“And the student was enlightened.” —But you have to have a student first, see? It’s rare, it’s vanishingly rare for a koan to reach out and strike some random bystander or passerby, someone who isn’t already looking for enlightenment. Sen no Rikyu foils an assassination with a point of etiquette, and while enlightenment doesn’t really pierce a veil in this one, there’s still maybe a lesson we could learn. Gudo, the emperor’s teacher, enlightened a gambler and a drunkard by being decent to him, and speaking plainly, and there’s definitely a lesson there, too, though I wonder about what happened to the drunkard’s wife and mother-in-law and kids. —But still: for the most part it’s students and monks, monks and students, people already engaged in the dialectic, shall we say, who realize there are eyes, and scales to be knocked from them, who are actively seeking the best way to do just that.

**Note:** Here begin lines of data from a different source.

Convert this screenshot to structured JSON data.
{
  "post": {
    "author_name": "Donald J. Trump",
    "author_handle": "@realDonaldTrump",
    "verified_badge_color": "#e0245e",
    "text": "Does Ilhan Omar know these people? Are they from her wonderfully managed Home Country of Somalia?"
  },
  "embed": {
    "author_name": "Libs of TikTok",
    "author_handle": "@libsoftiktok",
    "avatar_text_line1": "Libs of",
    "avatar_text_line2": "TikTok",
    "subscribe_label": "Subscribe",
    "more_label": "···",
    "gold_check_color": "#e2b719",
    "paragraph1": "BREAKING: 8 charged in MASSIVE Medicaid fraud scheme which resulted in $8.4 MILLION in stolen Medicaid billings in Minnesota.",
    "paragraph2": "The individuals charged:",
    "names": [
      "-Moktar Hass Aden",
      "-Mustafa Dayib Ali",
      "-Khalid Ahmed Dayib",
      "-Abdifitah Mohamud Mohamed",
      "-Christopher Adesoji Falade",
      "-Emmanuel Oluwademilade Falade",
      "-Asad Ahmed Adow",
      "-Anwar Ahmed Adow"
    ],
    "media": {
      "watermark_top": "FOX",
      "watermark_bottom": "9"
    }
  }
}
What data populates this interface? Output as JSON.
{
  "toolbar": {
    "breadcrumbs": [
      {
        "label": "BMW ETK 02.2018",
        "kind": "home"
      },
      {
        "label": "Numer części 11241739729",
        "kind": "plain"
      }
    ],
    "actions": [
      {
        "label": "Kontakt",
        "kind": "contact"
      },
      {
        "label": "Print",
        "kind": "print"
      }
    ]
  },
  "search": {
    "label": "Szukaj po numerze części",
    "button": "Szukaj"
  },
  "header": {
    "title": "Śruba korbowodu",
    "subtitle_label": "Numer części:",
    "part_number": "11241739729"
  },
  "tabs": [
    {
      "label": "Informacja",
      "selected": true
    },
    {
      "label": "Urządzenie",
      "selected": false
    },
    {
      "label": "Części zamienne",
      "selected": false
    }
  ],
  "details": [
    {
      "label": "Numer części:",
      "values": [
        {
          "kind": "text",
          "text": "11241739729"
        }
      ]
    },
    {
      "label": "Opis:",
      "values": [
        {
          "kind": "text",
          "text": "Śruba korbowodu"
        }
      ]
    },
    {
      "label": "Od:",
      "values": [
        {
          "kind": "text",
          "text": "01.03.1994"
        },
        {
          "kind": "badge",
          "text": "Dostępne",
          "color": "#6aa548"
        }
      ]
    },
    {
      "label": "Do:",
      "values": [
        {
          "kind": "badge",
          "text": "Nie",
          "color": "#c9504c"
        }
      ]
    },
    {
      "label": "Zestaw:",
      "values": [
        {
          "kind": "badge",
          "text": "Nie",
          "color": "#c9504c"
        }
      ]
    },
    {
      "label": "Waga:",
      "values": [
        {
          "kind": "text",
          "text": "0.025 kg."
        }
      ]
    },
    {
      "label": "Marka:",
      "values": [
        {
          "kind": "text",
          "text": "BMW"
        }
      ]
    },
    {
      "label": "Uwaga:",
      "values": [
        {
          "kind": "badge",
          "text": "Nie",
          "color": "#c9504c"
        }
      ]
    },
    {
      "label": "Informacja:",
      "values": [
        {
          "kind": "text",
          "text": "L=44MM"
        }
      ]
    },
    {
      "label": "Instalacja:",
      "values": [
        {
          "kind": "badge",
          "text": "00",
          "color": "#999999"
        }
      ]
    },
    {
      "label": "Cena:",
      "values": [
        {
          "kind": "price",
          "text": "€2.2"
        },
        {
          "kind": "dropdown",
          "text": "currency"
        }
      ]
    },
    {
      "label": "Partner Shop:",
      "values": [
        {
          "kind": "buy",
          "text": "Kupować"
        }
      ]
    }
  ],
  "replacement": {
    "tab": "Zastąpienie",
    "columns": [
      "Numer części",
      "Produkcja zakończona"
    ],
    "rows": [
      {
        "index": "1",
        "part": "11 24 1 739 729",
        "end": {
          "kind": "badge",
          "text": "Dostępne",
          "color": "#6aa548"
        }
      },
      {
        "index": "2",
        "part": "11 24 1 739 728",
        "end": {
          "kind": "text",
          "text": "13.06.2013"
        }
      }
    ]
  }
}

—To get back for a moment to those numbers Bob McManus cited, and what they mean, for us, and them: I know why we end up with aggressively regressive tax policies like this, and the politicians who push them; I know what we have to do to stop it from ever happening again. I’ve known for a couple of years, now. All it takes is a piece of paper and a pen. You ready? Write this down:
- A majority of us think that only somewhere between 1 and 5 million Americans live in poverty in the US.
- The actual number of Americans living at or below the poverty level is 33 million.
- 47% of us think the poverty level is $35,000 a year for a family of four.
- The actual poverty level for a family of four is $18,104 a year.
And it doesn’t matter if you do it earnestly, or with a sunny heart in the face of obstinate opposition. It doesn’t matter if you lard your dialectical koans with honeypots for the unwary puppetuses of the left or the right. What matters is that you go out and you find one of that majority, one of that 47%, and you sit down with them, and any way you have to, you show them that they have crucially misapprehended the situation. You show them the facts of the matter. Use whatever frame you can find. Whatever works. And then up and on to the next.
That’s it. That’s all there is to it. And if their ignorance is less blind than willful? If they have different remedies in mind than maybe what I think is best, or you? That doesn’t so much matter. (There are always more scales to fall from eyes. Even yours; especially mine.) We can’t begin to hash out those differences until we’ve reached some basic agreement as to where we all are and what we’re all facing, but once we do—
I have every reason to believe that all our other battles can just as easily be won.
Pupil: Why did the Bodhidharma come from India to China?
Master: I have no idea. Why do people always ask me that?